However, what happens when someone doesn’t understand how analog works? As is common in these sorts of training sessions on digital consoles, younger participants had no trouble grappling with the concept that audio goes into the “black box”, gets processed, and then comes back out. The older participants just weren’t comfortable with that. They needed to have some reference point and understanding of how the audio gets from point A to point B. The fascinating thing to me in this recent training event was that even though the young trainees were “comfortable” on the digital console, when I walked the older trainees through the “analog signal flow” of how the digital console “works” and correlated things back to the analog world, the light bulb actually went on for the younger ones as well. They were “ok” with digital, but they understood the mixer – what’s happening to the audio signal – much better when they had an understanding of the analog framework.

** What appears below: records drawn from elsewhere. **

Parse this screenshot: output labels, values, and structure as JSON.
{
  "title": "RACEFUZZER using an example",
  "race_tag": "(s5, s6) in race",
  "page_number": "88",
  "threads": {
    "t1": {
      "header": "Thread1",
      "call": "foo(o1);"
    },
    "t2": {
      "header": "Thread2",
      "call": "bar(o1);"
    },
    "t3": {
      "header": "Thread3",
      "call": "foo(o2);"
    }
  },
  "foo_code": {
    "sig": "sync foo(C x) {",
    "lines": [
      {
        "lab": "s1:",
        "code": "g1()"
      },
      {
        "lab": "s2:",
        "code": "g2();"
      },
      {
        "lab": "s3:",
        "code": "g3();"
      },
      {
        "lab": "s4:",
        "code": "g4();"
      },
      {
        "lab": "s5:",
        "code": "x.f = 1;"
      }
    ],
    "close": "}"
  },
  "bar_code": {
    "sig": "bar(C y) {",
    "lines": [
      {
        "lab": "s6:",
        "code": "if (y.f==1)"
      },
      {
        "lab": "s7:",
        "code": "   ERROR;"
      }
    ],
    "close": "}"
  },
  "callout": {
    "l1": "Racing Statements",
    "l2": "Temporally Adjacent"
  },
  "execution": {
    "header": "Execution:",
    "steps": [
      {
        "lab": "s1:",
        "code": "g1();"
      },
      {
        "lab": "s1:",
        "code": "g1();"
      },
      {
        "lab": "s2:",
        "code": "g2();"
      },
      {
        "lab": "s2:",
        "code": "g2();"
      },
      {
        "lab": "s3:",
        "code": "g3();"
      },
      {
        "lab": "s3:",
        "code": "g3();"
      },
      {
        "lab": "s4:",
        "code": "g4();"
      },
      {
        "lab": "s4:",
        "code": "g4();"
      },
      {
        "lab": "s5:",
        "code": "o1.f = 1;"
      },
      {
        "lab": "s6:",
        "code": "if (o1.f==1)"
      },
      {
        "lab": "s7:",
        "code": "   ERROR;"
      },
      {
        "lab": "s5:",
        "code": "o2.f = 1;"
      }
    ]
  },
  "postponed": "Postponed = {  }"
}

My point here is to say that understanding the analog concepts our equipment is founded on is still important. We may be in a digital age where analog is seen as old-fashioned, or outdated, but a failure to understand the analog underpinnings of the audio world can leave an audio practitioner handicapped. I often see this in operator trainings, but I also hear this in conversations with technicians and installers in the installation and production world. Many technicians have no idea how to systematically troubleshoot problems in a system. When it’s not working, they start trying different, often random things instead of working through things systematically to find and fix the problem. I believe this is because they don’t really understand the analog basis and signal flow for audio systems. Regardless of age, those who are able to think in analog terms seem to have far better success at understanding, troubleshooting, and “getting it right” when it comes to audio.
Now, don’t get me wrong. I love the many benefits of a digital mixing console. There is a lot of processing for every channel, not to mention needing far less rack space for all that outboard equipment. On some of the higher end digital consoles you can use your favorite plugins that you already know and love. Digital consoles can help eliminate hundreds or thousands of feet of analog copper wire from a system. They also have the potential to put the preamps much closer to the source, resulting in a better noise floor of the system. The smaller “digital footprint” can be a real boon in a tech booth that is often already over-crowded. You can even do a show without having an “actual” mixing desk by working from a computer or iPad (not that its easy or fun to do, but now you can!).
So, as we think about our uses of analog and digital technologies, it’s important to remember that both are important. The freedom to roam, program offline, recall presets, control from multiple points, etc. make the digital age an exciting and wonderful world for audio. But, in our reveling of the glory of all things digital, there’s still an important reason to be able to speak analog because it helps us understand this brave, new digital world in which we live and listen. th